Work order: If an entry below contains an image, drop the image and retype the rest exactly.
-------- Supplied information
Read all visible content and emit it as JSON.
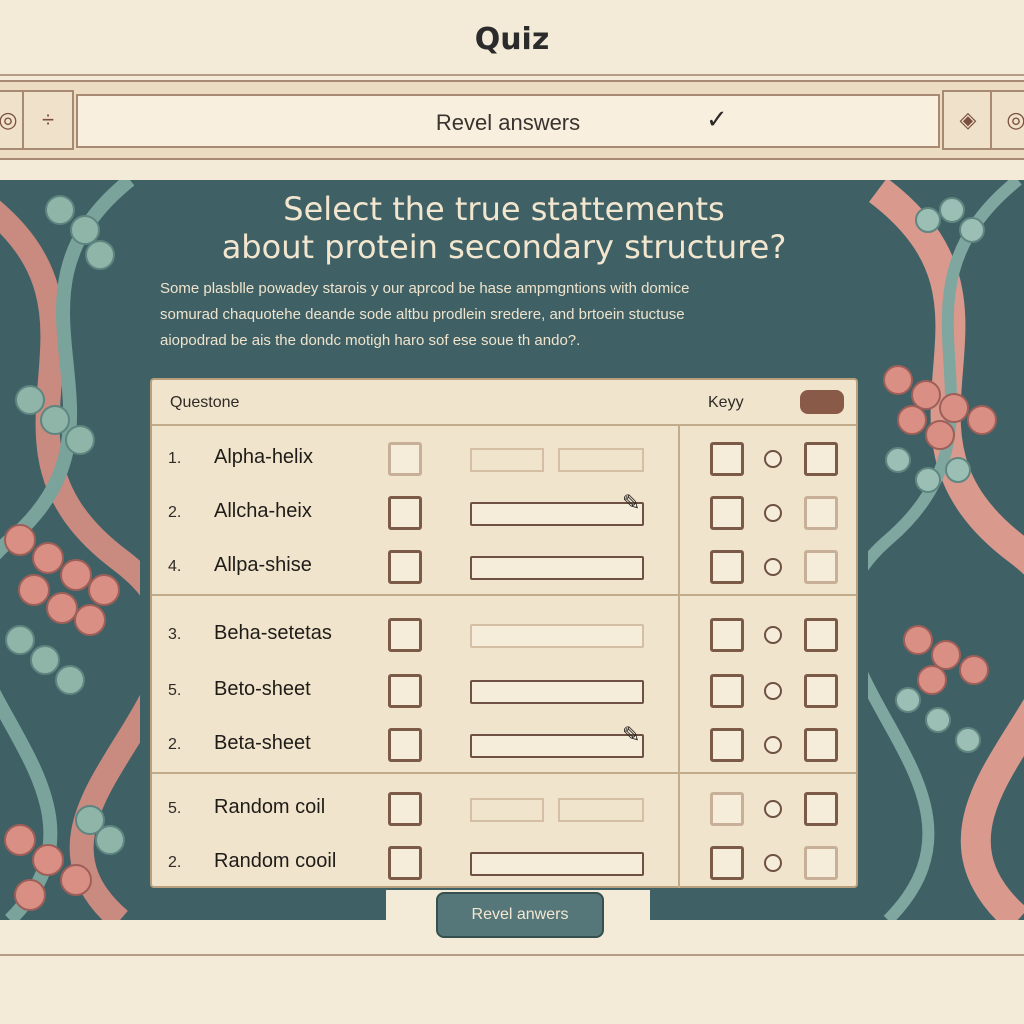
{
  "app": {
    "title": "Quiz"
  },
  "toolbar": {
    "field_label": "Revel answers",
    "check_glyph": "✓",
    "left_icons": [
      "target-icon",
      "divide-icon"
    ],
    "right_icons": [
      "diamond-arrow-icon",
      "target-icon"
    ]
  },
  "heading": {
    "line1": "Select the true  stattements",
    "line2": "about   protein secondary structure?"
  },
  "description": [
    "Some plasblle powadey starois y our aprcod be hase ampmgntions with domice",
    "somurad chaquotehe deande sode altbu prodlein sredere, and brtoein stuctuse",
    "aiopodrad be ais the dondc motigh haro sof ese soue th ando?."
  ],
  "sheet": {
    "header_question": "Questone",
    "header_key": "Keyy",
    "rows": [
      {
        "num": "1.",
        "label": "Alpha-helix"
      },
      {
        "num": "2.",
        "label": "Allcha-heix"
      },
      {
        "num": "4.",
        "label": "Allpa-shise"
      },
      {
        "num": "3.",
        "label": "Beha-setetas"
      },
      {
        "num": "5.",
        "label": "Beto-sheet"
      },
      {
        "num": "2.",
        "label": "Beta-sheet"
      },
      {
        "num": "5.",
        "label": "Random coil"
      },
      {
        "num": "2.",
        "label": "Random cooil"
      }
    ]
  },
  "reveal_button": {
    "label": "Revel anwers"
  },
  "colors": {
    "background": "#f4ead8",
    "panel": "#3f6166",
    "button": "#56777a",
    "checkbox_border": "#7b5a48"
  }
}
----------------
Completed exercise:
Read all visible content and emit it as JSON.
{
  "app": {
    "title": "Quiz"
  },
  "toolbar": {
    "field_label": "Revel answers",
    "check_glyph": "✓",
    "left_icons": [
      "target-icon",
      "divide-icon"
    ],
    "right_icons": [
      "diamond-arrow-icon",
      "target-icon"
    ]
  },
  "heading": {
    "line1": "Select the true  stattements",
    "line2": "about   protein secondary structure?"
  },
  "description": [
    "Some plasblle powadey starois y our aprcod be hase ampmgntions with domice",
    "somurad chaquotehe deande sode altbu prodlein sredere, and brtoein stuctuse",
    "aiopodrad be ais the dondc motigh haro sof ese soue th ando?."
  ],
  "sheet": {
    "header_question": "Questone",
    "header_key": "Keyy",
    "rows": [
      {
        "num": "1.",
        "label": "Alpha-helix"
      },
      {
        "num": "2.",
        "label": "Allcha-heix"
      },
      {
        "num": "4.",
        "label": "Allpa-shise"
      },
      {
        "num": "3.",
        "label": "Beha-setetas"
      },
      {
        "num": "5.",
        "label": "Beto-sheet"
      },
      {
        "num": "2.",
        "label": "Beta-sheet"
      },
      {
        "num": "5.",
        "label": "Random coil"
      },
      {
        "num": "2.",
        "label": "Random cooil"
      }
    ]
  },
  "reveal_button": {
    "label": "Revel anwers"
  },
  "colors": {
    "background": "#f4ead8",
    "panel": "#3f6166",
    "button": "#56777a",
    "checkbox_border": "#7b5a48"
  }
}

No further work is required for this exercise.